(Aim of the task):
Examine each line of the data, and copy the ones containing "meta".

________________________

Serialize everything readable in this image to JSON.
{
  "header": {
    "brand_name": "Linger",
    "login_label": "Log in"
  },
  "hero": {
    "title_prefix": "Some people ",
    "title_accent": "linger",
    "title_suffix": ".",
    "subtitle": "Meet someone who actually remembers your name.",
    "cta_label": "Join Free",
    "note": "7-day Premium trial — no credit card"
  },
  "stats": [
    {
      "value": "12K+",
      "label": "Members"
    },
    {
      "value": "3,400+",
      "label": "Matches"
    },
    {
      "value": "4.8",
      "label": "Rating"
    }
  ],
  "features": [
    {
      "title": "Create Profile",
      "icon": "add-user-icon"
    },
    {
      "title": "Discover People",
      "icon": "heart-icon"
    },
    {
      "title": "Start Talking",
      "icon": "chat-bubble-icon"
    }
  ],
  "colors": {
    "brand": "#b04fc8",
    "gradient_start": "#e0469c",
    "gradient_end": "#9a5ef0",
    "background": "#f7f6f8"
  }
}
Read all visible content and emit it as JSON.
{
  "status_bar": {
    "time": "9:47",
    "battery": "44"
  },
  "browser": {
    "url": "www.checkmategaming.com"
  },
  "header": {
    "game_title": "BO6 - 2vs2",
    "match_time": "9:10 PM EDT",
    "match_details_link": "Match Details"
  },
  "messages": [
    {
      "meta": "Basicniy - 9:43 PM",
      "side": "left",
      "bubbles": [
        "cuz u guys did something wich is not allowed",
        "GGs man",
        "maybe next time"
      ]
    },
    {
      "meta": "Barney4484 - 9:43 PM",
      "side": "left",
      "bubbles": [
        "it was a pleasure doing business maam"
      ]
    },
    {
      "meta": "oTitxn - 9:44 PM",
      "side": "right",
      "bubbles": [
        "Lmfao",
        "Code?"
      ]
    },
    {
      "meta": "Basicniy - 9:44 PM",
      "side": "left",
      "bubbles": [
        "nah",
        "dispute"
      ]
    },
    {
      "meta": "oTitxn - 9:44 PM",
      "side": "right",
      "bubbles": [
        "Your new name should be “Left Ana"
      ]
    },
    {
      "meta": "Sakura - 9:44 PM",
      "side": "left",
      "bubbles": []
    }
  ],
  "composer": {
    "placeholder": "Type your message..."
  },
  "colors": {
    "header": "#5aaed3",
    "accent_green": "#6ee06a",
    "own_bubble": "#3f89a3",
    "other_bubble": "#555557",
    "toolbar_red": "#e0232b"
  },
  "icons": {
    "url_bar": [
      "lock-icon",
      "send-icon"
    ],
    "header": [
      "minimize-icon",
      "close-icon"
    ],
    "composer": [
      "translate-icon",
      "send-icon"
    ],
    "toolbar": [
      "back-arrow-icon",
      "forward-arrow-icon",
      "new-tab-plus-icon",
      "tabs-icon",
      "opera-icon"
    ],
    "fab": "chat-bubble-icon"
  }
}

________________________

(Answer box):
      "meta": "Basicniy - 9:43 PM",
      "meta": "Barney4484 - 9:43 PM",
      "meta": "oTitxn - 9:44 PM",
      "meta": "Basicniy - 9:44 PM",
      "meta": "oTitxn - 9:44 PM",
      "meta": "Sakura - 9:44 PM",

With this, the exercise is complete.